Gannon was an AP correspondent in Afghanistan from 1986-2005. I knew this would be a tough book when I saw the "Cast of Characters:" Rashid Dostum, Mohammed Farim, Jalaluddin Haqqani, Gulbuddin Hekmatyar, etc. I seem to need to pronounce words to remember them and I'm struggling with some of these.
But the story is compelling. In 1986 Gannon found a member of the radical mujahedeen group, Hezb-e-Islami, to help her get into Afghanistan from Pakistan. This involved walking for several days (well, nights really) through the mountains. She was carefully walking in the footsteps of the mujahed ahead of her, terrified, when the mujahed next to her was killed by the explosion of a mine.
The account of the confusion and violence following the withdrawal of the Soviet Union is vivid. The description of the men who struggled for power and the support they got from the U.S. through the nineties doesn't sound a bit like what I was hearing and reading in the news. That would be because I wasn't seeing much at all about Afghanistan in the news. As Gannon writes,

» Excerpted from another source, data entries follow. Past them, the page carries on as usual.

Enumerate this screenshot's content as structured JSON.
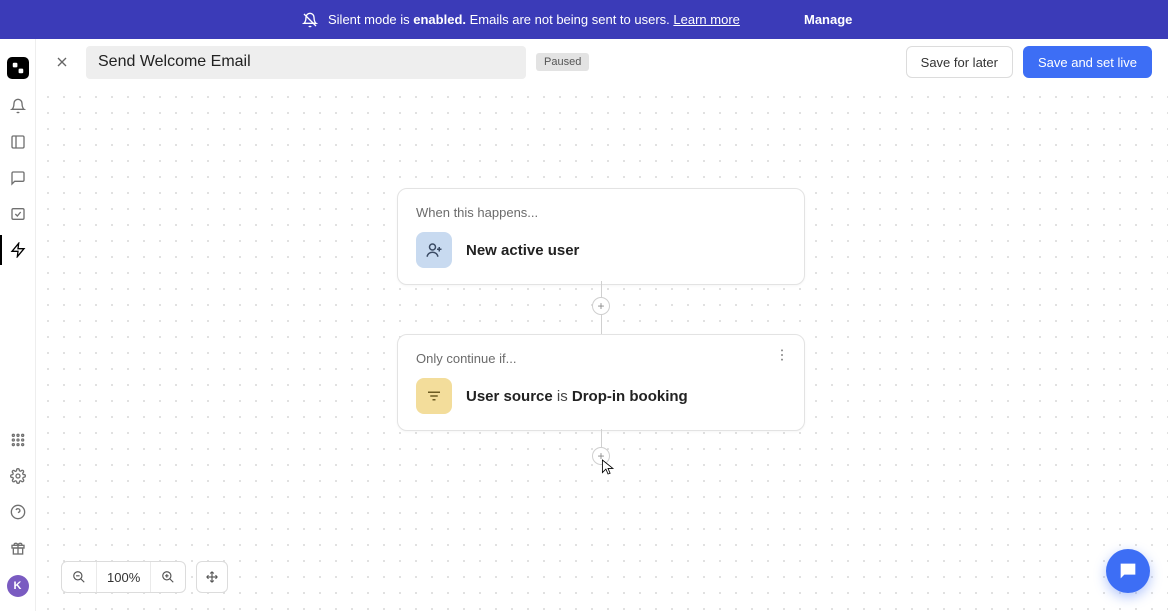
{
  "banner": {
    "prefix": "Silent mode is ",
    "bold": "enabled.",
    "suffix": " Emails are not being sent to users. ",
    "learn_more": "Learn more",
    "manage": "Manage"
  },
  "header": {
    "title": "Send Welcome Email",
    "status": "Paused",
    "save_later": "Save for later",
    "save_live": "Save and set live"
  },
  "trigger": {
    "label": "When this happens...",
    "title": "New active user"
  },
  "condition": {
    "label": "Only continue if...",
    "field": "User source",
    "operator": " is ",
    "value": "Drop-in booking"
  },
  "zoom": {
    "level": "100%"
  },
  "avatar": {
    "initial": "K"
  }
}
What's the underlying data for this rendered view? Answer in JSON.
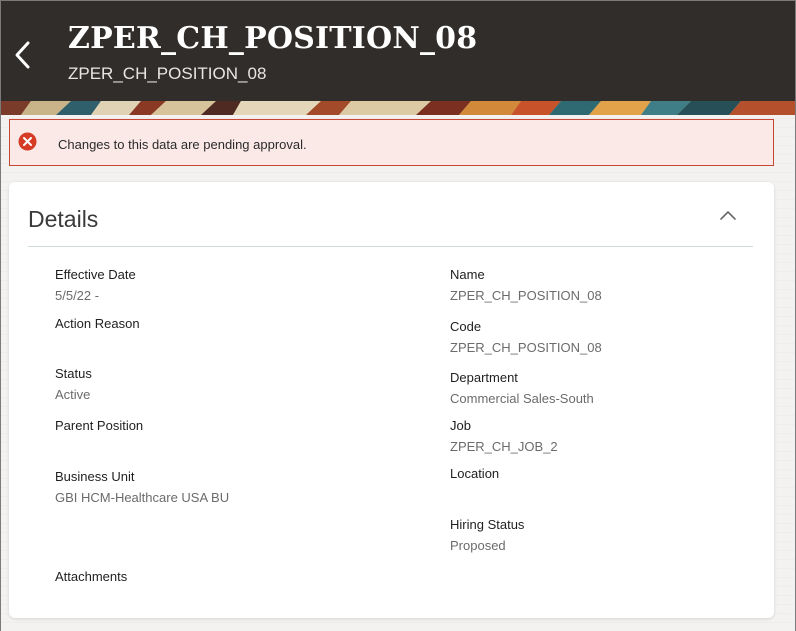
{
  "header": {
    "title": "ZPER_CH_POSITION_08",
    "subtitle": "ZPER_CH_POSITION_08"
  },
  "alert": {
    "message": "Changes to this data are pending approval."
  },
  "details": {
    "title": "Details",
    "left": [
      {
        "label": "Effective Date",
        "value": "5/5/22 -"
      },
      {
        "label": "Action Reason",
        "value": ""
      },
      {
        "label": "Status",
        "value": "Active"
      },
      {
        "label": "Parent Position",
        "value": ""
      },
      {
        "label": "Business Unit",
        "value": "GBI HCM-Healthcare USA BU"
      },
      {
        "label": "Attachments",
        "value": ""
      }
    ],
    "right": [
      {
        "label": "Name",
        "value": "ZPER_CH_POSITION_08"
      },
      {
        "label": "Code",
        "value": "ZPER_CH_POSITION_08"
      },
      {
        "label": "Department",
        "value": "Commercial Sales-South"
      },
      {
        "label": "Job",
        "value": "ZPER_CH_JOB_2"
      },
      {
        "label": "Location",
        "value": ""
      },
      {
        "label": "Hiring Status",
        "value": "Proposed"
      }
    ]
  },
  "colors": {
    "header_bg": "#312d2a",
    "alert_border": "#c74634",
    "alert_bg": "#fbe9e8",
    "error_icon": "#d63b25"
  },
  "icons": {
    "back": "chevron-left-icon",
    "error": "error-circle-icon",
    "collapse": "chevron-up-icon"
  }
}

After the Soviet Union withdrew, the world's interest in Afghanistan flagged. When the Najibullah government didn't collapse, the international community did not have the wherewithal to deal with Afghanistan, plot its future, find sustainable leaders. World events quickly overshadowed Afghanistan. By the end of 1989, just months after the Soviet withdrawal, the Berlin Wall came crashing down, Reagan declared communism defeated, and the Soviet Union began to disintegrate. Afghanistan was yesterday's war. The wider world had done the most dangerous of things. It had stuffed this tiny country with massive amounts of weapons, including the precious Stingers, had turned over the countryside to the volatile discordant mix of mujahedeen factions, and then had walked away.It's hard to get a grip on this incredibly foreign story. I'm looking for good guys and bad guys. But they're all bad guys.

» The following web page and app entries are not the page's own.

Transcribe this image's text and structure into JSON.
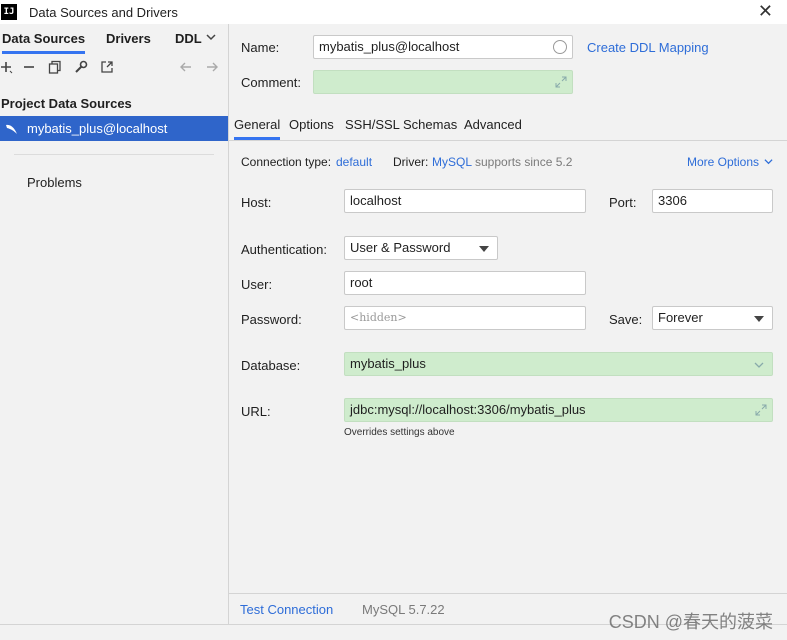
{
  "window": {
    "title": "Data Sources and Drivers",
    "logo": "IJ"
  },
  "left": {
    "tabs": [
      "Data Sources",
      "Drivers",
      "DDL"
    ],
    "section_title": "Project Data Sources",
    "selected_source": "mybatis_plus@localhost",
    "problems": "Problems"
  },
  "form": {
    "name_label": "Name:",
    "name_value": "mybatis_plus@localhost",
    "create_ddl": "Create DDL Mapping",
    "comment_label": "Comment:",
    "tabs": [
      "General",
      "Options",
      "SSH/SSL",
      "Schemas",
      "Advanced"
    ],
    "conn_type_label": "Connection type:",
    "conn_type_value": "default",
    "driver_label": "Driver:",
    "driver_value": "MySQL",
    "driver_note": "supports since 5.2",
    "more_options": "More Options",
    "host_label": "Host:",
    "host_value": "localhost",
    "port_label": "Port:",
    "port_value": "3306",
    "auth_label": "Authentication:",
    "auth_value": "User & Password",
    "user_label": "User:",
    "user_value": "root",
    "password_label": "Password:",
    "password_placeholder": "<hidden>",
    "save_label": "Save:",
    "save_value": "Forever",
    "database_label": "Database:",
    "database_value": "mybatis_plus",
    "url_label": "URL:",
    "url_value": "jdbc:mysql://localhost:3306/mybatis_plus",
    "url_hint": "Overrides settings above"
  },
  "footer": {
    "test_connection": "Test Connection",
    "version": "MySQL 5.7.22"
  },
  "watermark": "CSDN @春天的菠菜",
  "colors": {
    "accent": "#3574f0",
    "selection": "#2f65ca",
    "link": "#2e6dd8",
    "green_field": "#cfeccd"
  }
}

But knowing the history of the early 1990s is essential because so many of the survivors of that era have recently been returned to power. Some have even been transformed into heroes. But among the Afghan mujahedeen leadership, there were no heroes.
Reviews at Foreign Affairs, Boston Globe.